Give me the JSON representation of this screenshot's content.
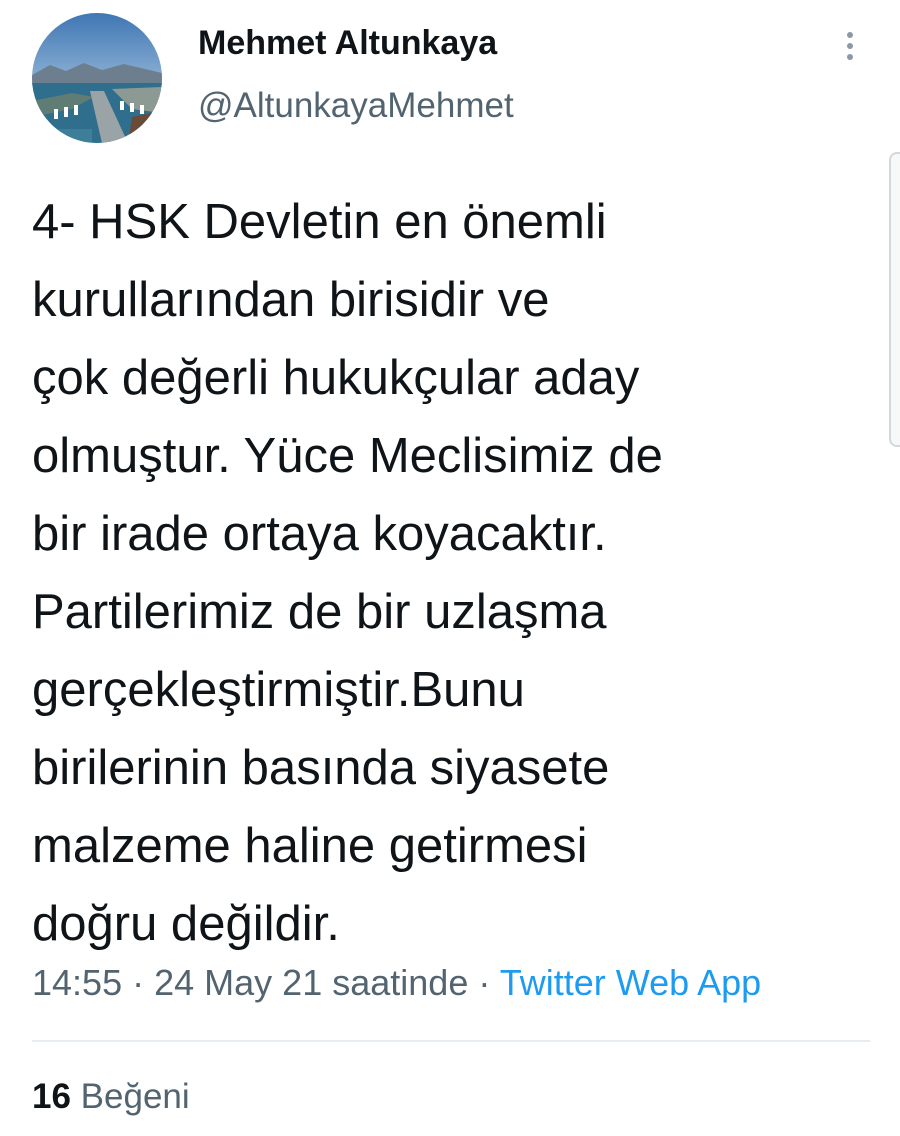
{
  "author": {
    "display_name": "Mehmet Altunkaya",
    "handle": "@AltunkayaMehmet",
    "avatar_icon": "avatar-harbor-photo"
  },
  "menu": {
    "icon": "more-vertical-icon"
  },
  "tweet": {
    "lines": [
      "4- HSK Devletin en önemli",
      "kurullarından birisidir ve",
      "çok değerli hukukçular aday",
      "olmuştur. Yüce Meclisimiz de",
      "bir irade ortaya koyacaktır.",
      "Partilerimiz de bir uzlaşma",
      "gerçekleştirmiştir.Bunu",
      "birilerinin basında siyasete",
      "malzeme haline getirmesi",
      "doğru değildir."
    ]
  },
  "meta": {
    "time": "14:55",
    "separator": "·",
    "date": "24 May 21 saatinde",
    "source": "Twitter Web App"
  },
  "stats": {
    "likes_count": "16",
    "likes_label": "Beğeni"
  },
  "colors": {
    "text": "#0f1419",
    "secondary": "#536471",
    "link": "#1d9bf0",
    "divider": "#e6ecf0"
  }
}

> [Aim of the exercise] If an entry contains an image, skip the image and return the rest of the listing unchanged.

> [Answer section]
Give me the JSON representation of this screenshot's content.
{
  "author": {
    "display_name": "Mehmet Altunkaya",
    "handle": "@AltunkayaMehmet",
    "avatar_icon": "avatar-harbor-photo"
  },
  "menu": {
    "icon": "more-vertical-icon"
  },
  "tweet": {
    "lines": [
      "4- HSK Devletin en önemli",
      "kurullarından birisidir ve",
      "çok değerli hukukçular aday",
      "olmuştur. Yüce Meclisimiz de",
      "bir irade ortaya koyacaktır.",
      "Partilerimiz de bir uzlaşma",
      "gerçekleştirmiştir.Bunu",
      "birilerinin basında siyasete",
      "malzeme haline getirmesi",
      "doğru değildir."
    ]
  },
  "meta": {
    "time": "14:55",
    "separator": "·",
    "date": "24 May 21 saatinde",
    "source": "Twitter Web App"
  },
  "stats": {
    "likes_count": "16",
    "likes_label": "Beğeni"
  },
  "colors": {
    "text": "#0f1419",
    "secondary": "#536471",
    "link": "#1d9bf0",
    "divider": "#e6ecf0"
  }
}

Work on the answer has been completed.